To briefly recap the existing public record re: NBA referee Tim Donaghy and the possible fixing of games:
*Donaghy claims he didn’t consciously fix games to advance his betting propositions.
*Federal authorities said very little publicly on the matter throughout the court proceedings involving Donaghy and his co-conspirators, other than to note that “there is no evidence that Donaghy ever intentionally made a particular ruling during a game in order to increase the likelihood that his gambling pick would be correct.” Although…
*Donaghy admitted to authorities that he “compromised his objectivity as a referee because of his personal financial interest in the outcome of NBA games, and that this personal interest might have subconsciously affected his on-court performance.”
Unfortunately, very little has been written regarding Donaghy’s more nuanced statements about his on-court behavior when his bets were at stake. Donaghy has repeatedly said, in slightly different ways, that he did not make “incorrect calls” to advance his betting propositions, leaving wide open the possibility that he simply made strategic “correct” calls (perhaps on typically oft-ignored violations) to produce successful outcomes with regard to his bets.^
Consider this incisive give-and-take with ESPN’s Mark Schwarz, who interviewed Donaghy for the network’s acclaimed “Outside the Lines” program (beginning at 6:23 of the interview, following Donaghy saying that game “manipulation” occurred among NBA referees because of personal biases [emphasis added]):
MS: But, if you had a bias against a player – and you said you did against Rasheed Wallace – didn’t you make calls to affect the point spread?TD: Sure.MS: So, how is that not fixing a game?TD: I think, um, those calls are justified. That’s where the subjectivity comes in.MS: Why is it justified to make calls at an unusual rate against a particular player? How’s that not fixing the outcome?TD: If the calls are warranted, it’s not fixing the outcome.MS: But “warranted” by what, personal bias?TD: Personal bias, um, obviously comes into effect, but the calls have to be justified to be made.MS: Personal bias compounded by also betting against Rasheed Wallace could lead to manipulation of a game, correct?TD: Sure it could.MS: So, how is that not fixing it?TD: It’s not fixing it because I don’t think that I’m making calls up against him.

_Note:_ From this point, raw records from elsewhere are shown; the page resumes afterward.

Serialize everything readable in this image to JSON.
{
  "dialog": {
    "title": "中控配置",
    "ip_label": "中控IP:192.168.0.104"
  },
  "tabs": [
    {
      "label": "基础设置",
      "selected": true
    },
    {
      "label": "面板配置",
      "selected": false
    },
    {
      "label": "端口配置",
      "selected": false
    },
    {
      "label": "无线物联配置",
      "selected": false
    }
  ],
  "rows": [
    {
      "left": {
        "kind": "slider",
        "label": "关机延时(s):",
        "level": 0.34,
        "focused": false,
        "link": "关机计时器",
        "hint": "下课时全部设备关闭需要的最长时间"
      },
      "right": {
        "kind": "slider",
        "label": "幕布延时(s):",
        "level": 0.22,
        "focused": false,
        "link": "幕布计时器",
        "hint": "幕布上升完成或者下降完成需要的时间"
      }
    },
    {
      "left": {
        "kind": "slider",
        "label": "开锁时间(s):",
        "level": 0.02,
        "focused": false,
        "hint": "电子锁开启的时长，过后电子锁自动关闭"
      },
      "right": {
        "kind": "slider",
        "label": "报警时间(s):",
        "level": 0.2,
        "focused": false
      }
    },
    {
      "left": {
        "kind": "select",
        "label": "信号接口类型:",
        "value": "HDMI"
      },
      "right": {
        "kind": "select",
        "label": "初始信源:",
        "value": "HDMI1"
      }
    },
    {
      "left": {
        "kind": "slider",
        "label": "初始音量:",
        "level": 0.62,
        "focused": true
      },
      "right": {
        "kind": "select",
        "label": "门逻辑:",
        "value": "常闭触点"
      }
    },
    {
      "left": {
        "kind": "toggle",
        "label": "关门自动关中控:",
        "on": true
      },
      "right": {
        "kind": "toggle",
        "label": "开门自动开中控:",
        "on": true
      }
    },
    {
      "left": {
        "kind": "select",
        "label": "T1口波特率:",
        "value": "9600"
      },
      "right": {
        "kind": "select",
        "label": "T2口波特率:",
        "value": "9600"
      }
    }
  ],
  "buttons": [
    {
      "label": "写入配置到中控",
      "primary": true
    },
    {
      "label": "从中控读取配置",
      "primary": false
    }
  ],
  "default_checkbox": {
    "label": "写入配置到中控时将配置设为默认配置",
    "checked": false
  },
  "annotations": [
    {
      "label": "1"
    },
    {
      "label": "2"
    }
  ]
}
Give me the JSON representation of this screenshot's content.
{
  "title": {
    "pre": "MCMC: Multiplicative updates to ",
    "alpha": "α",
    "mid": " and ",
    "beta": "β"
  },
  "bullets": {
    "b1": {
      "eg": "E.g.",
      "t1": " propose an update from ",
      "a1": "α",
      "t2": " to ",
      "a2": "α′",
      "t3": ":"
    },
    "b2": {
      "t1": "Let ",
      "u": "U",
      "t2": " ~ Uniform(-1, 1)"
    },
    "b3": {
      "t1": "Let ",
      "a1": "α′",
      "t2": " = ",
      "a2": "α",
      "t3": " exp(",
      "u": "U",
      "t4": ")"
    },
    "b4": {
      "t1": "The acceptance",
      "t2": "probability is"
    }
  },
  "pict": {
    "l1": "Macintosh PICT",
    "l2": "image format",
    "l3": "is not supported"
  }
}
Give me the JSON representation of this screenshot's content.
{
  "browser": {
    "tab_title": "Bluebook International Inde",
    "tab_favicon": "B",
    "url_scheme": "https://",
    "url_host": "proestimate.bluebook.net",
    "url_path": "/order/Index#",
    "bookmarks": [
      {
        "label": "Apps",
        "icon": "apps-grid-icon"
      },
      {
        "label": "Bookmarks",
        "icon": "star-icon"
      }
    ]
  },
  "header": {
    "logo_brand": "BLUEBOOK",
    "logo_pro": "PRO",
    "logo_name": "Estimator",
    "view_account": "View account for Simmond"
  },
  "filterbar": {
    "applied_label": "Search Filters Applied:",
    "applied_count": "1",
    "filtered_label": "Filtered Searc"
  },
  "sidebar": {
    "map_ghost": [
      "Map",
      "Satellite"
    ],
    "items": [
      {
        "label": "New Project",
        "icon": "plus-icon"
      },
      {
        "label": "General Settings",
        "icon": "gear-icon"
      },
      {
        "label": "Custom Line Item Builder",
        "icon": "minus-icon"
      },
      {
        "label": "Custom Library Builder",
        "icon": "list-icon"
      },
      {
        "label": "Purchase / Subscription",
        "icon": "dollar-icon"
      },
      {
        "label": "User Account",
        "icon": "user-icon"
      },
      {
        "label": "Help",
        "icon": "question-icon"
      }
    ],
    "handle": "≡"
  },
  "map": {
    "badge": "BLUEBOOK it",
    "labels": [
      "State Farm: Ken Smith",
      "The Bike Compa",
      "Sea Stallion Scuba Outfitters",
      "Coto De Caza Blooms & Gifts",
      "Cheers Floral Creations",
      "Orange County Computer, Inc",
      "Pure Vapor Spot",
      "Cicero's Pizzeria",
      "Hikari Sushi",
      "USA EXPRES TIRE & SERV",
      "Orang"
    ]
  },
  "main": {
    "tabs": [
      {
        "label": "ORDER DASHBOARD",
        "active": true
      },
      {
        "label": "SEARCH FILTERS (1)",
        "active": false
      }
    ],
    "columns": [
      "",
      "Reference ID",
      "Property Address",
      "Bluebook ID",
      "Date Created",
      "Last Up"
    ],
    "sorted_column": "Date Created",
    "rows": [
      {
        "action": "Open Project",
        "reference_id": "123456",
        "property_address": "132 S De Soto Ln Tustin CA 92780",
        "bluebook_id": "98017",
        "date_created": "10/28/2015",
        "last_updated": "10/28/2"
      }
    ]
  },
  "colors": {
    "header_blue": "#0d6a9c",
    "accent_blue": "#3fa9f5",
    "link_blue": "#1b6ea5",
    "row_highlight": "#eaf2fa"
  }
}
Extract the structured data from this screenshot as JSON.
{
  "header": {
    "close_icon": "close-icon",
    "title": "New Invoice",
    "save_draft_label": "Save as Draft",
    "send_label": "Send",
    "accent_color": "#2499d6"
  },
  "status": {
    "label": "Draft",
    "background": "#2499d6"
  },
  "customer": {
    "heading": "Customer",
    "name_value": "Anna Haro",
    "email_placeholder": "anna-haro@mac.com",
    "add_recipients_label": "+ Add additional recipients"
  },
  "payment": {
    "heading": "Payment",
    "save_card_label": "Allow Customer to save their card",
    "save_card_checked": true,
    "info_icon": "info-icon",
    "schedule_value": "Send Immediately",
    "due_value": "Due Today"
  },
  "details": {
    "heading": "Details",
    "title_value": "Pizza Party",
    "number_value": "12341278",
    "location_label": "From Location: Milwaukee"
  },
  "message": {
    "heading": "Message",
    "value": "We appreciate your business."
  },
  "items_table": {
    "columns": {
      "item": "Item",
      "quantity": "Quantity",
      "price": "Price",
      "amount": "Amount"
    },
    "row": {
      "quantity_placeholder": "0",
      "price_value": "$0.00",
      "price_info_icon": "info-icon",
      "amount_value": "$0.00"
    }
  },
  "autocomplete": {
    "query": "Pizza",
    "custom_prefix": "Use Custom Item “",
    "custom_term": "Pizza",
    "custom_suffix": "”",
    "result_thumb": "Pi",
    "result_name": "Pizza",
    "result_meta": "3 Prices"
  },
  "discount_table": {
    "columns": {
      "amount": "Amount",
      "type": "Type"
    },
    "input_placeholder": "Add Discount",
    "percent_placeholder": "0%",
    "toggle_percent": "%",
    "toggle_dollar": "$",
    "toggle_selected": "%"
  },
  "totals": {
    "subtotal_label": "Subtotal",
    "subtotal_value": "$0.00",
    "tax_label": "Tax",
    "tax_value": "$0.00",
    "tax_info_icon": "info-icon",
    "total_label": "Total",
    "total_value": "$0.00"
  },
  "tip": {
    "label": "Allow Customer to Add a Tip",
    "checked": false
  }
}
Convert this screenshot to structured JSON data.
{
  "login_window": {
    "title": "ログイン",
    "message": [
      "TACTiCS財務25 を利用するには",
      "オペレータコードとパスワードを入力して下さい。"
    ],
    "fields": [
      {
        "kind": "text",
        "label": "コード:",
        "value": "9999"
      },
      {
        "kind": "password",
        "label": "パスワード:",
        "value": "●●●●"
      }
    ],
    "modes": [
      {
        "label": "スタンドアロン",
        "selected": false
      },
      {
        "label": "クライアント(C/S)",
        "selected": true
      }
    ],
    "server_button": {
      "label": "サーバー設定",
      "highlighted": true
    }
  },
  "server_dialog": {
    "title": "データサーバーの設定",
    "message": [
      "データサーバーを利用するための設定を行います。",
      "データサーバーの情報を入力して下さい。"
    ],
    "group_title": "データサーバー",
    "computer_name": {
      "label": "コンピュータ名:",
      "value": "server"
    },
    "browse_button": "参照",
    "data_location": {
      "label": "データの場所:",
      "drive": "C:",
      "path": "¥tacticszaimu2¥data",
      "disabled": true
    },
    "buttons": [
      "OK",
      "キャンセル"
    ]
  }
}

Obviously I didn’t want to be detected. Going out and making calls that were wrong to help a bet win is something that I tried to stay away from because the goal was not to be detected. Certainly if I was making incorrect calls on purpose to help my bets win I would have been detected by the NBA which scrutinizes most of the calls.
Obviously, when you’re doing something wrong like I was, you don’t want to get caught and, uh, going out onto the floor and making calls in games that are wrong to influence a point spread would have certainly thrown up some red flags very quickly that would probably, uh, enable me to get caught a lot quicker than what I did.
I didn’t want to throw up any red flags and be detected to make calls that were incorrect to help a bet win.
If I was making calls in games, uh, that were flat-out wrong to, uh, facilitate a bet winning, uh, I certainly would, uh, be throwing up red flags to be detected.
I certainly didn’t want to make calls in games, especially calls that were wrong, that would send up red flags and get me in the kind of trouble that I ended up in later down the road.
I’m going to be detected if I’m making incorrect calls on a continuous basis to affect these games so that the bets would cover. I mean, red flags would be thrown up all over the place and the NBA or the FBI certainly would have detected this well before it was detected.
In closing, and in special consideration of all Donaghy has been quoted as saying above (and elsewhere), I’d like to return to something I noted a while ago. In Personal Foul, Donaghy argues that the subjectivity of calls is a significant problem with the league’s officiating. He then states (p.238) that an additional issue concerns “the friendships and hatreds between the referees and the players, coaches, and owners.” In this regard, Donaghy adds:
Because (NBA) referees are able to make calls or ignore violations with impunity, they can hide a whole lot of love or hate for players or a team with their calls.
Couldn’t this logic be used to illustrate why it would have been possible, indeed easy (assuming he is correct), for Tim Donaghy to fix games? That is, let’s take Donaghy at his word, and simply apply Donaghy’s arguments to his particular situation vis-a-vis the possible altering of game outcomes in advance of his betting propositions:
Because Tim Donaghy was able to make calls or ignore violations with impunity, he could – depending on which side he bet that evening – hide a whole lot of ‘love’ or ‘hate’ for players or a team with his calls.
^ If Donaghy was, in fact, making such strategic “correct” calls, these actions would have been rather difficult to detect considering Donaghy’s reputation as an official who made a lot of calls. NBA Commissioner David Stern has said that Donaghy “probably was near or at [the] top of calls made,” and that according to the league’s assessments of his officiating, Donaghy was “in the top tier of accuracy.”
[Obviously, I get into the context for all of this in much greater detail in Gaming the Game. I am nevertheless attempting to offer as comprehensive an understanding of the scandal as possible, and amalgamating this sort of publicly-accessible information in a tidy fashion hopefully assists others in conducting their own follow-up assessments.]